--- INSTRUCTIONS FOR THE TASK ---
Scan the records for the word "Mbps". Copy each line that includes it.

(Collected data)
----
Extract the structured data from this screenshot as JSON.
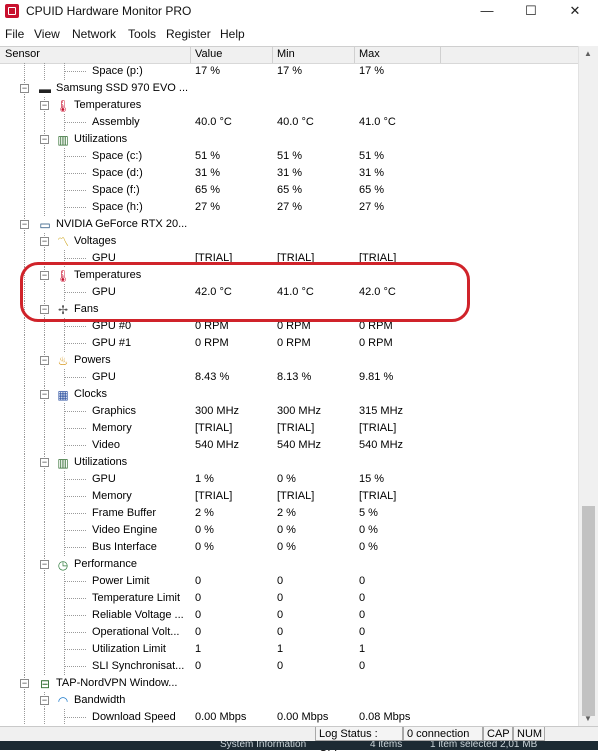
{
  "window": {
    "title": "CPUID Hardware Monitor PRO",
    "min_glyph": "—",
    "max_glyph": "☐",
    "close_glyph": "✕"
  },
  "menu": [
    "File",
    "View",
    "Network",
    "Tools",
    "Register",
    "Help"
  ],
  "columns": {
    "sensor": "Sensor",
    "value": "Value",
    "min": "Min",
    "max": "Max"
  },
  "rows": [
    {
      "level": 3,
      "label": "Space (p:)",
      "value": "17 %",
      "min": "17 %",
      "max": "17 %"
    },
    {
      "level": 1,
      "label": "Samsung SSD 970 EVO ...",
      "icon": "ssd-icon",
      "toggle": "−"
    },
    {
      "level": 2,
      "label": "Temperatures",
      "icon": "thermometer-icon",
      "toggle": "−"
    },
    {
      "level": 3,
      "label": "Assembly",
      "value": "40.0 °C",
      "min": "40.0 °C",
      "max": "41.0 °C"
    },
    {
      "level": 2,
      "label": "Utilizations",
      "icon": "utilization-icon",
      "toggle": "−"
    },
    {
      "level": 3,
      "label": "Space (c:)",
      "value": "51 %",
      "min": "51 %",
      "max": "51 %"
    },
    {
      "level": 3,
      "label": "Space (d:)",
      "value": "31 %",
      "min": "31 %",
      "max": "31 %"
    },
    {
      "level": 3,
      "label": "Space (f:)",
      "value": "65 %",
      "min": "65 %",
      "max": "65 %"
    },
    {
      "level": 3,
      "label": "Space (h:)",
      "value": "27 %",
      "min": "27 %",
      "max": "27 %"
    },
    {
      "level": 1,
      "label": "NVIDIA GeForce RTX 20...",
      "icon": "gpu-icon",
      "toggle": "−"
    },
    {
      "level": 2,
      "label": "Voltages",
      "icon": "voltage-icon",
      "toggle": "−"
    },
    {
      "level": 3,
      "label": "GPU",
      "value": "[TRIAL]",
      "min": "[TRIAL]",
      "max": "[TRIAL]"
    },
    {
      "level": 2,
      "label": "Temperatures",
      "icon": "thermometer-icon",
      "toggle": "−"
    },
    {
      "level": 3,
      "label": "GPU",
      "value": "42.0 °C",
      "min": "41.0 °C",
      "max": "42.0 °C"
    },
    {
      "level": 2,
      "label": "Fans",
      "icon": "fan-icon",
      "toggle": "−"
    },
    {
      "level": 3,
      "label": "GPU #0",
      "value": "0 RPM",
      "min": "0 RPM",
      "max": "0 RPM"
    },
    {
      "level": 3,
      "label": "GPU #1",
      "value": "0 RPM",
      "min": "0 RPM",
      "max": "0 RPM"
    },
    {
      "level": 2,
      "label": "Powers",
      "icon": "power-icon",
      "toggle": "−"
    },
    {
      "level": 3,
      "label": "GPU",
      "value": "8.43 %",
      "min": "8.13 %",
      "max": "9.81 %"
    },
    {
      "level": 2,
      "label": "Clocks",
      "icon": "clock-icon",
      "toggle": "−"
    },
    {
      "level": 3,
      "label": "Graphics",
      "value": "300 MHz",
      "min": "300 MHz",
      "max": "315 MHz"
    },
    {
      "level": 3,
      "label": "Memory",
      "value": "[TRIAL]",
      "min": "[TRIAL]",
      "max": "[TRIAL]"
    },
    {
      "level": 3,
      "label": "Video",
      "value": "540 MHz",
      "min": "540 MHz",
      "max": "540 MHz"
    },
    {
      "level": 2,
      "label": "Utilizations",
      "icon": "utilization-icon",
      "toggle": "−"
    },
    {
      "level": 3,
      "label": "GPU",
      "value": "1 %",
      "min": "0 %",
      "max": "15 %"
    },
    {
      "level": 3,
      "label": "Memory",
      "value": "[TRIAL]",
      "min": "[TRIAL]",
      "max": "[TRIAL]"
    },
    {
      "level": 3,
      "label": "Frame Buffer",
      "value": "2 %",
      "min": "2 %",
      "max": "5 %"
    },
    {
      "level": 3,
      "label": "Video Engine",
      "value": "0 %",
      "min": "0 %",
      "max": "0 %"
    },
    {
      "level": 3,
      "label": "Bus Interface",
      "value": "0 %",
      "min": "0 %",
      "max": "0 %"
    },
    {
      "level": 2,
      "label": "Performance",
      "icon": "performance-icon",
      "toggle": "−"
    },
    {
      "level": 3,
      "label": "Power Limit",
      "value": "0",
      "min": "0",
      "max": "0"
    },
    {
      "level": 3,
      "label": "Temperature Limit",
      "value": "0",
      "min": "0",
      "max": "0"
    },
    {
      "level": 3,
      "label": "Reliable Voltage ...",
      "value": "0",
      "min": "0",
      "max": "0"
    },
    {
      "level": 3,
      "label": "Operational Volt...",
      "value": "0",
      "min": "0",
      "max": "0"
    },
    {
      "level": 3,
      "label": "Utilization Limit",
      "value": "1",
      "min": "1",
      "max": "1"
    },
    {
      "level": 3,
      "label": "SLI Synchronisat...",
      "value": "0",
      "min": "0",
      "max": "0"
    },
    {
      "level": 1,
      "label": "TAP-NordVPN Window...",
      "icon": "network-adapter-icon",
      "toggle": "−"
    },
    {
      "level": 2,
      "label": "Bandwidth",
      "icon": "wifi-icon",
      "toggle": "−"
    },
    {
      "level": 3,
      "label": "Download Speed",
      "value": "0.00 Mbps",
      "min": "0.00 Mbps",
      "max": "0.08 Mbps"
    }
  ],
  "status": {
    "log": "Log Status : OFF",
    "connection": "0 connection",
    "cap": "CAP",
    "num": "NUM"
  },
  "taskbar": {
    "items_text": "4 items",
    "selected_text": "1 item selected  2,01 MB",
    "sysinfo_text": "System Information"
  },
  "colors": {
    "highlight": "#d0232a",
    "thermometer": "#c8102e",
    "app_icon": "#c8102e"
  }
}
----
--- SOLUTION TO THE PROBLEM ---
      "value": "0.00 Mbps",
      "min": "0.00 Mbps",
      "max": "0.08 Mbps"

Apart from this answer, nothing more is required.